Ahead of its championship race Saturday — part of a full-racing program that also includes fireworks as part of an early celebration of the Fourth of July — the track’s second-most prominent class includes feature drivers such as Oliver Gentry and Jason Smith.
Of those two, Gentry was a past points champion in the class, while Smith has won the Crate Late Models points championship before. Neither are within 70 points of current points leader Jake Herrell, though.
For Gentry, the reason for falling back has been a combination of not being around at the track as often and not running up front as much as he did as a points champion.
“We hadn’t been racing like we (were),” Gentry said. “My kids are playing a lot of ball. We’ve been softballing.”
Although Herrell leads the class with 186 points — 52 points better than Rucker Orr — there have only been two multiple winners since the season-opening race May 5. Orr has won three races at Dixie, while Mark Bunch has won twice.
“We hadn’t been running (well) this year,” reigning Limited Late Models points champion Michael Brewer said. “We’re trying to get the kinks worked out in the car. The competition is real tough this year. Everyone’s real competitive. We haven’t had too many repeat winners. It’s not the same guy every week.”
One of Orr’s three wins came last week when he beat out Gentry, Herrell, Brewer and Bunch. For Orr, this is his 12th year in dirt track racing, though it’s his first year running at Dixie Speedway full-time.
All the same, he has had good deal of success in the track in just his first season.
“Lady luck has played a major role,” Orr said. “We seem to draw some good starting positions. … My car is working real good right now. We’ve got some real good horsepower to the ground. Everything is kind of falling together right now.”
Still, Orr would like to make up the difference between himself and Herrell by the end of the season. A win Saturday would certainly help his cause.
“Jake’s real good,” Orr said. “Nothing against the guy — he’s a good race car driver. I believe that I can give him a run for his money, no doubt. I’m not blowing my own horn, but I think we are one of the top contenders to be dealt with in this class. I have DNFs that hurt my points a lot.
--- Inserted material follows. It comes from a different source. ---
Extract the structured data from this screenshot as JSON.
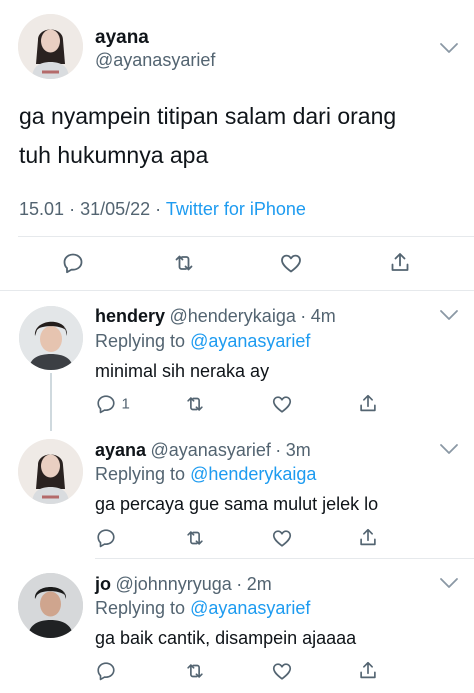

I think Jake has 40 to 50 points over me right now, but this points battle won’t be over until October, so there are still plenty of races to go.”
Among other potential reasons for falling behind, Brewer and Gentry both said they have had difficulty making adjustments to what they each described as a slicker track than in years past.
“It’s been a lot slicker than in years past,” Gentry said. “I don’t really know why. I don’t know if (Dixie president Mickey Swims) is putting something on the track, or if it’s just so hot. I feel like he’s doing something to keep the dust down, and it’s just slicker. Therefore, there’s not as much traction, so you have to change things to where you can get some traction.
“We’re still working right now, and just hadn’t had as much time to devote to racing as I had at one time. Somewhere along the way, we’ll get back on track and make it all happen.”
Orr believes getting to the front is less about making adjustments to the car than it is about making changes to his driving style.
“Dixie’s racetrack is known to throw you a curveball every week,” he said. “It keeps you on your toes. You have to adjust to it as the night goes on. … Normally, it gets real slick. It’s a very hard surface, kind of like black ice. It’s hard to find traction, and that’s when you have to change your driving style dramatically.
“You have to finesse the gas pedal. You just have to be so smooth on the gas pedal and finesse it so much to get it going. You can’t get it in the corner, stomp the brake, then mash the gas wide open. That type of racing is a thing of the past. Nowadays, when the racetrack gets slick, you have to drive it more like an asphalt car.”
On top of staying out of accidents and adjusting to changing track conditions, the series itself is different from the elite Super Late Models in that there is no change to qualifying.
Instead of having a wheel to invert the field, the Limited Late Models handle qualifying with two heat races, splitting the field in half. The first heat race decides the inside line on the double-file rolling start, while the second heat race decides the outside line. Unlike the Super Late Models, which invert the field after qualifying, the two cars that finish first and second the week before are moved to the back of their respective heat races and start where they qualify in the heat race.
For example, if a driver finishes third in the first heat race, then that driver would start on the inside of the third row — or fifth in the field.
Brewer, who has qualified mostly between third and fifth this season, can attest to the fact that starting up front lends itself to better results.
“Usually, if you start up front, you’re more likely to finish up front unless you have car trouble,” he said.